> YOUR TASK
Write out each line of the material again, word for word.
:: DATASET RECORDS ::
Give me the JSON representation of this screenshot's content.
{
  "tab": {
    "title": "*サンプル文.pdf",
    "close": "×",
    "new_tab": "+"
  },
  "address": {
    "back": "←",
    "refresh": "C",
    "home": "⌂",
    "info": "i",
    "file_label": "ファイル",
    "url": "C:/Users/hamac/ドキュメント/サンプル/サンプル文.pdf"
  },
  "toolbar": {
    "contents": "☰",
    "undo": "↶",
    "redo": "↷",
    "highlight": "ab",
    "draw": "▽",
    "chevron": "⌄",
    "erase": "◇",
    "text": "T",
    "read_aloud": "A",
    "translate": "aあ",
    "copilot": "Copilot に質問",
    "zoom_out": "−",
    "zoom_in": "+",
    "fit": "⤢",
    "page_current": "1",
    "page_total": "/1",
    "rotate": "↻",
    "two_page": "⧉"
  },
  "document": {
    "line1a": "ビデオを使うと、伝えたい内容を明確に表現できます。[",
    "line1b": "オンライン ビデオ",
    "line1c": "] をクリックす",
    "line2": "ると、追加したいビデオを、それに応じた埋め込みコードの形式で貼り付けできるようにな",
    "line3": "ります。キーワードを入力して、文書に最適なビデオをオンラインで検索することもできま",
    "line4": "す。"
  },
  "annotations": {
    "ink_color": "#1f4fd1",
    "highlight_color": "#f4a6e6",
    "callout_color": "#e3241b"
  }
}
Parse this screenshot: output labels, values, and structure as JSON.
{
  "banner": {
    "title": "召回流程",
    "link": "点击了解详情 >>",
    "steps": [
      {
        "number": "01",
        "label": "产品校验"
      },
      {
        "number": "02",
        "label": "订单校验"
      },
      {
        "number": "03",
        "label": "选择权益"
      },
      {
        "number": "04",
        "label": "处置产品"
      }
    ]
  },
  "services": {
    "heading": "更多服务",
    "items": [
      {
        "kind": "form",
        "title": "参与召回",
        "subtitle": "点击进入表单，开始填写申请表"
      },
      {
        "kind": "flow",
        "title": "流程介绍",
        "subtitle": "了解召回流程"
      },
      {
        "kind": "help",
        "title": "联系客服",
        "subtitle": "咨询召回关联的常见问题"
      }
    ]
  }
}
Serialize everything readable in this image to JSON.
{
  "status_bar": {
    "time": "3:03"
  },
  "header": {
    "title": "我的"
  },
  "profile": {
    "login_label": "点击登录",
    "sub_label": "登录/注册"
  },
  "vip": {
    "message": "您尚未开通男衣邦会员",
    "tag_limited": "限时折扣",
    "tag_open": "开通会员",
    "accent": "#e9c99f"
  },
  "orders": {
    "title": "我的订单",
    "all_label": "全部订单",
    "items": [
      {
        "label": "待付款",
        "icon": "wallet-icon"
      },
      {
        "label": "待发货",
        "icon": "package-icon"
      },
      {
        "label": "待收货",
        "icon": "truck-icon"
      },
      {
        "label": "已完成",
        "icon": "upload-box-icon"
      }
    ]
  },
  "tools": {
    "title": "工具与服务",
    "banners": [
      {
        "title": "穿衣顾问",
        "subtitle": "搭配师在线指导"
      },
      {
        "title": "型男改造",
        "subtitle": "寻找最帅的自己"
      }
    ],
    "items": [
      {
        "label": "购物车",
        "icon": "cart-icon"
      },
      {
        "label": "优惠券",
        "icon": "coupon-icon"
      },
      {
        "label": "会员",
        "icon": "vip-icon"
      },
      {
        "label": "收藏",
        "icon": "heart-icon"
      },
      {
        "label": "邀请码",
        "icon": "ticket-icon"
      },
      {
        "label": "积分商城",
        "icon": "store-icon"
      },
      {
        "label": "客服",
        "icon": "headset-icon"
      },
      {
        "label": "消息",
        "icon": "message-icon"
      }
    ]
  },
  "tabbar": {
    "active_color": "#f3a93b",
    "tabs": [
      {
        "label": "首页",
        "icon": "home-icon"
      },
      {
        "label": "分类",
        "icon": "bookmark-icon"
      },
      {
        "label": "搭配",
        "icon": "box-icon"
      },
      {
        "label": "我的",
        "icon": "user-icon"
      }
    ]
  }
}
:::
> REPLY TO THE TASK
Give me the JSON representation of this screenshot's content.
{
  "tab": {
    "title": "*サンプル文.pdf",
    "close": "×",
    "new_tab": "+"
  },
  "address": {
    "back": "←",
    "refresh": "C",
    "home": "⌂",
    "info": "i",
    "file_label": "ファイル",
    "url": "C:/Users/hamac/ドキュメント/サンプル/サンプル文.pdf"
  },
  "toolbar": {
    "contents": "☰",
    "undo": "↶",
    "redo": "↷",
    "highlight": "ab",
    "draw": "▽",
    "chevron": "⌄",
    "erase": "◇",
    "text": "T",
    "read_aloud": "A",
    "translate": "aあ",
    "copilot": "Copilot に質問",
    "zoom_out": "−",
    "zoom_in": "+",
    "fit": "⤢",
    "page_current": "1",
    "page_total": "/1",
    "rotate": "↻",
    "two_page": "⧉"
  },
  "document": {
    "line1a": "ビデオを使うと、伝えたい内容を明確に表現できます。[",
    "line1b": "オンライン ビデオ",
    "line1c": "] をクリックす",
    "line2": "ると、追加したいビデオを、それに応じた埋め込みコードの形式で貼り付けできるようにな",
    "line3": "ります。キーワードを入力して、文書に最適なビデオをオンラインで検索することもできま",
    "line4": "す。"
  },
  "annotations": {
    "ink_color": "#1f4fd1",
    "highlight_color": "#f4a6e6",
    "callout_color": "#e3241b"
  }
}
Parse this screenshot: output labels, values, and structure as JSON.
{
  "banner": {
    "title": "召回流程",
    "link": "点击了解详情 >>",
    "steps": [
      {
        "number": "01",
        "label": "产品校验"
      },
      {
        "number": "02",
        "label": "订单校验"
      },
      {
        "number": "03",
        "label": "选择权益"
      },
      {
        "number": "04",
        "label": "处置产品"
      }
    ]
  },
  "services": {
    "heading": "更多服务",
    "items": [
      {
        "kind": "form",
        "title": "参与召回",
        "subtitle": "点击进入表单，开始填写申请表"
      },
      {
        "kind": "flow",
        "title": "流程介绍",
        "subtitle": "了解召回流程"
      },
      {
        "kind": "help",
        "title": "联系客服",
        "subtitle": "咨询召回关联的常见问题"
      }
    ]
  }
}
Serialize everything readable in this image to JSON.
{
  "status_bar": {
    "time": "3:03"
  },
  "header": {
    "title": "我的"
  },
  "profile": {
    "login_label": "点击登录",
    "sub_label": "登录/注册"
  },
  "vip": {
    "message": "您尚未开通男衣邦会员",
    "tag_limited": "限时折扣",
    "tag_open": "开通会员",
    "accent": "#e9c99f"
  },
  "orders": {
    "title": "我的订单",
    "all_label": "全部订单",
    "items": [
      {
        "label": "待付款",
        "icon": "wallet-icon"
      },
      {
        "label": "待发货",
        "icon": "package-icon"
      },
      {
        "label": "待收货",
        "icon": "truck-icon"
      },
      {
        "label": "已完成",
        "icon": "upload-box-icon"
      }
    ]
  },
  "tools": {
    "title": "工具与服务",
    "banners": [
      {
        "title": "穿衣顾问",
        "subtitle": "搭配师在线指导"
      },
      {
        "title": "型男改造",
        "subtitle": "寻找最帅的自己"
      }
    ],
    "items": [
      {
        "label": "购物车",
        "icon": "cart-icon"
      },
      {
        "label": "优惠券",
        "icon": "coupon-icon"
      },
      {
        "label": "会员",
        "icon": "vip-icon"
      },
      {
        "label": "收藏",
        "icon": "heart-icon"
      },
      {
        "label": "邀请码",
        "icon": "ticket-icon"
      },
      {
        "label": "积分商城",
        "icon": "store-icon"
      },
      {
        "label": "客服",
        "icon": "headset-icon"
      },
      {
        "label": "消息",
        "icon": "message-icon"
      }
    ]
  },
  "tabbar": {
    "active_color": "#f3a93b",
    "tabs": [
      {
        "label": "首页",
        "icon": "home-icon"
      },
      {
        "label": "分类",
        "icon": "bookmark-icon"
      },
      {
        "label": "搭配",
        "icon": "box-icon"
      },
      {
        "label": "我的",
        "icon": "user-icon"
      }
    ]
  }
}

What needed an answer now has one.